At more than 450,000 heads state-wide, there might be more deer now than ever.
But white ones are something special.
“Yeah, we’ve been watching the white deer for about five or six years, now,” said Vance Van Houweling, a resident of rural Jasper County.
“It’s kind of a majestic thing to see—the white deer,” said John Foster of Jasper County, “it’s just neat.”
Full or partial-albino deer are extremely rare, but somehow, this area had several.
There was one in particular the community watched his rack reach ten points this fall.
“The kids would come running in the house and talk about seeing him on the way home,” Foster smiled.
“Everybody enjoyed it—the whole town knew about it,” Van Houweling said.

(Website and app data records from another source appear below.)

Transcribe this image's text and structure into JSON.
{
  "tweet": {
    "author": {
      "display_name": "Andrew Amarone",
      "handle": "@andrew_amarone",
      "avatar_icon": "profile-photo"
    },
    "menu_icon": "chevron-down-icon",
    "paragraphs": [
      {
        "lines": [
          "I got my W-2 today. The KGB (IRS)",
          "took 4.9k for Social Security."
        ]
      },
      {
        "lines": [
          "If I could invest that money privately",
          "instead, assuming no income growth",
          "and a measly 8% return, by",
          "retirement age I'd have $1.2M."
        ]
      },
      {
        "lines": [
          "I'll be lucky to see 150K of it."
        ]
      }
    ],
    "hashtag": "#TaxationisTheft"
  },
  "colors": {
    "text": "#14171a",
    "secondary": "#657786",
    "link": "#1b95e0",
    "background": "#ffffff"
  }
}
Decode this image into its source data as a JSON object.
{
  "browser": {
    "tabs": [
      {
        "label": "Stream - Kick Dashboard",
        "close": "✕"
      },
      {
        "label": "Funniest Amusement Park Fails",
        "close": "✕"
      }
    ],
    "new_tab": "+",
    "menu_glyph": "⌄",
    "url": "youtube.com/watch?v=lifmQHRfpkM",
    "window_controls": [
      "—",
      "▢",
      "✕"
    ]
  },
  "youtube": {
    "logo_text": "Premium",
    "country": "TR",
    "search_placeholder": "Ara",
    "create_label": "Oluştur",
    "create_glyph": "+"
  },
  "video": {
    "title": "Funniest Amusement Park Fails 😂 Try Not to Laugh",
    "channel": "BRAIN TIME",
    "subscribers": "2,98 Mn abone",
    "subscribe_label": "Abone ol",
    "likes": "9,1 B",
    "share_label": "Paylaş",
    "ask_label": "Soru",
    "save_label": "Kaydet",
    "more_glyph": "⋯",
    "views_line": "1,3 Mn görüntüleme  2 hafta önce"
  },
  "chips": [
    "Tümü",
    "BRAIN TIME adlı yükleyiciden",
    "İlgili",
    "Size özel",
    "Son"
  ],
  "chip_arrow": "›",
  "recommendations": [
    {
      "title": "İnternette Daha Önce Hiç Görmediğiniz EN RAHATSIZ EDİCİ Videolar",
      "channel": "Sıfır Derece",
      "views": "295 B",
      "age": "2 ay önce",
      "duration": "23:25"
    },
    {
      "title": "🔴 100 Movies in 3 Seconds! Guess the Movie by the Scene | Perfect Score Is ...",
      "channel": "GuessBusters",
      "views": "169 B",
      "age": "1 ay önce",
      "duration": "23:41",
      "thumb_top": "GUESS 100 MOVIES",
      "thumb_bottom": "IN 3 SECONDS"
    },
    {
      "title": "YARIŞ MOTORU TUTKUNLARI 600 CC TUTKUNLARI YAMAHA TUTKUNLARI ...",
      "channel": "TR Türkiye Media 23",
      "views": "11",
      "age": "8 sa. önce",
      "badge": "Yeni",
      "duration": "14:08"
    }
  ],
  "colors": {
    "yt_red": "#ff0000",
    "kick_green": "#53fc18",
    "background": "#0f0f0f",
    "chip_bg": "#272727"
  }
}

Watching the albino deer from afar had been a favorite activity, but no one had really every seen one up close—that is, until last weekend.
Hunters working a fence line suddenly stumbled across it. It’s since been partially eaten by coyotes and someone has sawed off the antlers, but there’s no doubt, this is one of those big males, and even for hunters, it was a shocking sight.
“I felt pretty disgusted, ” Van Houweling said, “you watch something like that and everybody says it’s going to be neat to see what he turns out to be, next year, and then you come to find out that somebody poached him and they just cut the horns off.”
The kill is poaching. In 1987, Iowa made it illegal to kill white deer.
“In Iowa, the wildlife are owned by the people of the state,” said Willie Suchy of the Iowa DNR, “so when somebody poaches an animal, it’s taking out of our collective resources.”
Its investigation just underway, the DNR got a call from Douglas Vanderbeek of Prairie City. He had shot the deer but hadn’t taken the antlers.
“He was hunting deer, it was a deer,” explained the DNR’s Kevin Baskins, “he just did not realize at the time that because of the coloration of this particular deer that it was illegal to take.”
The DNR applauded him for his honesty, but still fined Vanderbeek for his mistake – $127.50. A cost that seems lighter on the wallet than on the community no longer able to see something like this.
Douglas Vanderbeek could not be reached for an on-camera interview. But he did call the Channel 13 newsroom before the story aired.
He claims he didn’t know the deer was white when he shot it and didn’t know that white deer were protected in Iowa.
Odds of a true albino deer are about one in 100,000.